# YOUR GOAL:
Give the records below again, exactly as they appear.

Saved data entries:

+ + + +

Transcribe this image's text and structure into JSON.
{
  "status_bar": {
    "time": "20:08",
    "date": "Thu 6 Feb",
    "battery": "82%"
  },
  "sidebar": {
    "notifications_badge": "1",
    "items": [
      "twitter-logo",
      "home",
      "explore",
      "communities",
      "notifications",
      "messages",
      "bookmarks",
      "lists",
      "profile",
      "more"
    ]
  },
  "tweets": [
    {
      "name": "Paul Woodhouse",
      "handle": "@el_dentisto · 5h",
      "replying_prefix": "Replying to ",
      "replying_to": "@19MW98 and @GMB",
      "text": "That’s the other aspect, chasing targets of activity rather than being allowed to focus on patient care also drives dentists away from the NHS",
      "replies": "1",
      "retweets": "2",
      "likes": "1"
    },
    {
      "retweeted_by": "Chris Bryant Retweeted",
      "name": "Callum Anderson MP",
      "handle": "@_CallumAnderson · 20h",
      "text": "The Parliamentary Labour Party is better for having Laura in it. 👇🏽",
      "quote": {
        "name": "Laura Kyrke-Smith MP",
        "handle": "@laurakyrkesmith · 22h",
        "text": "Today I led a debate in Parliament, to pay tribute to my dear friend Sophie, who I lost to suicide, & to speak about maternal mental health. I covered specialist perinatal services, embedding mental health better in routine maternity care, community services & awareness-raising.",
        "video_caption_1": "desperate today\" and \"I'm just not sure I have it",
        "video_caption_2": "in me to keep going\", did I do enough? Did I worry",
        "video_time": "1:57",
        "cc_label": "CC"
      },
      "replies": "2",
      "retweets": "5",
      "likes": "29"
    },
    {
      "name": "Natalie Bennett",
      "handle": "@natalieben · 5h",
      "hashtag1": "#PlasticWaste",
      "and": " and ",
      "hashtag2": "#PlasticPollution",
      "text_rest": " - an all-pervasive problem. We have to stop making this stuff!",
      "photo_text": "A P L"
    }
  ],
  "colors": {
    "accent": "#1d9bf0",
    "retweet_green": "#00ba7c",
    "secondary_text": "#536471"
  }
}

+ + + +

# RESULT OF THE TASK:
Transcribe this image's text and structure into JSON.
{
  "status_bar": {
    "time": "20:08",
    "date": "Thu 6 Feb",
    "battery": "82%"
  },
  "sidebar": {
    "notifications_badge": "1",
    "items": [
      "twitter-logo",
      "home",
      "explore",
      "communities",
      "notifications",
      "messages",
      "bookmarks",
      "lists",
      "profile",
      "more"
    ]
  },
  "tweets": [
    {
      "name": "Paul Woodhouse",
      "handle": "@el_dentisto · 5h",
      "replying_prefix": "Replying to ",
      "replying_to": "@19MW98 and @GMB",
      "text": "That’s the other aspect, chasing targets of activity rather than being allowed to focus on patient care also drives dentists away from the NHS",
      "replies": "1",
      "retweets": "2",
      "likes": "1"
    },
    {
      "retweeted_by": "Chris Bryant Retweeted",
      "name": "Callum Anderson MP",
      "handle": "@_CallumAnderson · 20h",
      "text": "The Parliamentary Labour Party is better for having Laura in it. 👇🏽",
      "quote": {
        "name": "Laura Kyrke-Smith MP",
        "handle": "@laurakyrkesmith · 22h",
        "text": "Today I led a debate in Parliament, to pay tribute to my dear friend Sophie, who I lost to suicide, & to speak about maternal mental health. I covered specialist perinatal services, embedding mental health better in routine maternity care, community services & awareness-raising.",
        "video_caption_1": "desperate today\" and \"I'm just not sure I have it",
        "video_caption_2": "in me to keep going\", did I do enough? Did I worry",
        "video_time": "1:57",
        "cc_label": "CC"
      },
      "replies": "2",
      "retweets": "5",
      "likes": "29"
    },
    {
      "name": "Natalie Bennett",
      "handle": "@natalieben · 5h",
      "hashtag1": "#PlasticWaste",
      "and": " and ",
      "hashtag2": "#PlasticPollution",
      "text_rest": " - an all-pervasive problem. We have to stop making this stuff!",
      "photo_text": "A P L"
    }
  ],
  "colors": {
    "accent": "#1d9bf0",
    "retweet_green": "#00ba7c",
    "secondary_text": "#536471"
  }
}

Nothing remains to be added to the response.